The federal government will invest $75 million to fund 1,500 affordable housing units in B.C.
The funding, to be made available over the next five years starting this month, will fund construction of 1,000 supportive housing units and 500 units for women and children.
In making the announcement Tuesday in Victoria, Jean-Yves Duclos, federal minister of Families Children and Social Development, said B.C. is facing a housing crisis that threatens the ability of vulnerable Canadians to feel secure. Duclos said the funds should start flowing relatively quickly
B.C. NDP MLA Spencer Chandra Herbert, who was representing the province at the announcement, said the funds will go to support affordable housing the province is building.
“So what this does is unlock additional dollars to build more homes on top of what we are already building,” he said.
Chandra Herbert said in the last two years the province has built or is currently building 21,000 affordable housing units as part of its $6.6-billion Homes for B.C. housing program. The intention is to build 114,000 affordable units by 2028.
It is unclear where the extra units, fueled by the $75 million investment, will be built.
Chandra Herbert said that will depend on which projects apply to access the funds. “It’s a first-come, first-served basis,” he said.
Victoria Mayor Lisa Helps said she hopes some of that funding will find its way to projects in Greater Victoria.
“It’s fantastic to see the federal government investing more money into B.C. The need is great,” she said. “The CRD housing needs assessment shows that by 2038 we will need 34,000 rental units in the region, a vast portion of those are for people on fixed incomes, including women fleeing violence and people coming off the street who need support to get their lives back together.”
She said this kind of money could go a long way to helping the hidden numbers of vulnerable people who are one or two turns of bad luck away from finding themselves on the street.
Duclos said the federal government, which is in the midst of its 10-year, $55-billion national housing strategy, made a point of ear-marking at least a third of that program for the most vulnerable.
“With investments like this one we recognize women and children face unique barriers to housing,” he said, noting they are more likely to be low income, work part-time, have caregiving responsibilities and may be dependent on a partner.
“This [investment] gets us closer to our goal to ensure at least one-third of the national housing strategy investment dollars will be supportive of the unique needs of women and their children and closer to our goal of reducing chronic homelessness by 50 per cent,” he said.

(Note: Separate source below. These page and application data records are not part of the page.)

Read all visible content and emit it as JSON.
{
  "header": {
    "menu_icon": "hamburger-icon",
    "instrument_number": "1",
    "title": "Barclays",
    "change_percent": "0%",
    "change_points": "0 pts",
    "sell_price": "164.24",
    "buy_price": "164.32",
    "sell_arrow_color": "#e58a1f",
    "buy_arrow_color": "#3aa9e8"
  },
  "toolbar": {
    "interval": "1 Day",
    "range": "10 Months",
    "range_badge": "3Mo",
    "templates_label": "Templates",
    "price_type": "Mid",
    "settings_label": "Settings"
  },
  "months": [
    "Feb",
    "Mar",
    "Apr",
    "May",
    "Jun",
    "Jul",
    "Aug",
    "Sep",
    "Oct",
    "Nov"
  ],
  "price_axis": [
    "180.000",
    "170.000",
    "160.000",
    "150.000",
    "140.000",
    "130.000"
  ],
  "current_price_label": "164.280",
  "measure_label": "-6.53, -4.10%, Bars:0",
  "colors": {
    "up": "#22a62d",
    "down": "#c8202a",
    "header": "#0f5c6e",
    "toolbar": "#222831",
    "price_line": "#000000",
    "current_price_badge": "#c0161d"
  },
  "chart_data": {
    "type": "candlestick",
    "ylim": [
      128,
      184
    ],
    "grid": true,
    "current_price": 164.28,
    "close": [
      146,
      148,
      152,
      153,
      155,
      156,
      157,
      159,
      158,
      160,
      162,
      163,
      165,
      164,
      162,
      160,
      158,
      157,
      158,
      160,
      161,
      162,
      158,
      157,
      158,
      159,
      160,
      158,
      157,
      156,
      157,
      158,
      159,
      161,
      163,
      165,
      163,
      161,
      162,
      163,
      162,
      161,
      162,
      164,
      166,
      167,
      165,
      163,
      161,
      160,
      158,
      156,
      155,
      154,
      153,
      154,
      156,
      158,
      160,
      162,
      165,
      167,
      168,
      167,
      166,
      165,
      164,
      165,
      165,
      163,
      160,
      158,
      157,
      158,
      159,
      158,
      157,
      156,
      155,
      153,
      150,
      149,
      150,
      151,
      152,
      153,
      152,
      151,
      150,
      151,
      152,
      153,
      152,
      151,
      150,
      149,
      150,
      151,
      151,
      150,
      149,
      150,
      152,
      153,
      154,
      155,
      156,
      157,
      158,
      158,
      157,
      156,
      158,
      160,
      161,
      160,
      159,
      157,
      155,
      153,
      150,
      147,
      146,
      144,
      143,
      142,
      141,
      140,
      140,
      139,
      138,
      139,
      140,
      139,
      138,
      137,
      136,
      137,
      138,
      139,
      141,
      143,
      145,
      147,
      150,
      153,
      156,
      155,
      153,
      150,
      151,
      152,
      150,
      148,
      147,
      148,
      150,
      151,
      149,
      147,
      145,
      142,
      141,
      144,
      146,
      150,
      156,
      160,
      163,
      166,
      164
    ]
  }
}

Makenna Rielly, executive director of the Victoria Women’s Transition House, said she was thrilled to hear the federal government is providing more money, but she warned the province still has a problem. “There is so much need. There are so many remote places in the province not being served, where people don’t have enough options.
“We have to realistic about how much more is needed.”
Rielly said services for women and vulnerable women and children in B.C. have lagged behind other provinces and in many cases are chronically underfunded. She said they had a “yahoo moment” in 2018 when the province announced $734 million over 10 years to support women and children fleeing violence and abuse.
Rielly said their 18-bed facility, like others around B.C., is almost always full and still there’s an unknown number of women and children hidden from the system sleeping on friends’ couches and in basements, avoiding abuse and violence in their own homes.
She said she hopes the new funding will go to more projects such as the one they are working on — a partnership with B.C. Housing, funded by the 2018 money — to establish transitional housing and programming for women on the West Shore.
“To break the cycle, families need to have safe and secure shelter, counselling and most importantly a home,” she said.
Chandra Herbert said the government understands transition housing for women in need is at a premium in B.C. “It’s hard to get a bed,” he said, adding that can mean some vulnerable women are forced to leave a transition house too soon, or stay in an abusive situation longer because the alternative is homelessness.